The next morning I went out with the hope of discovering the capital of India, but I never suspected how soon my walk would turn into disappointment because of the intense harassment I’d get by begging children, and a whole brood of scammers. Also, my orange sneakers exercised a powerful magnetism on those people, especially on teenagers, who found it impossible not approaching closely to contemplate them.
I returned to the hotel (one for foreigners with the usual amenities of a conventional hotel) almost running, changing sidewalks to mislead the crowd of beggars and swindlers teenagers hovering around me. It wouldn’t be very different the next day, only that I knew what to expect on the street, among which the worst was the vision of child beggars, many of them crippled.
But then came the proverbial encounter with a rickshaw driver (bicycle taxis), about which I wrote a post earlier. I took his advice and bought the typical Indian clothes, with a long shirt almost to the knees.
The next morning, I went out dressed as an Indian, with some beard, and sandals instead of snickers… and Delhi became another city. Thereafter I could walk, take chai (tea with boiling milk), board a rickshaw, stroll through Old Delhi dodging the red spittle (wrapped betel leaves with stimulant effects), and even enjoy the ocean of colors, smells, and flavors.

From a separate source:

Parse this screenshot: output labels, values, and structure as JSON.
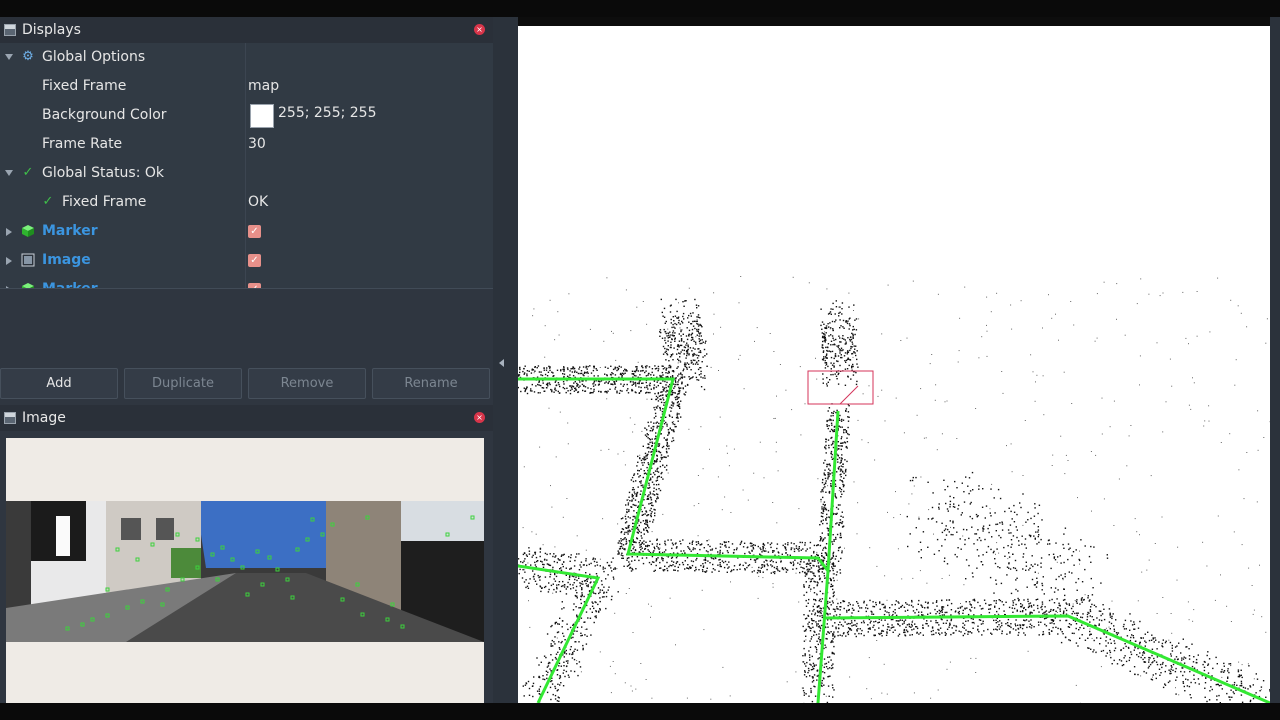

India is strong; India is incomparable. At last I was able to travel not as a tourist but as another Indian, and I felt ready to begin a pilgrimage to visit the places where the Buddha lived 2500 years ago.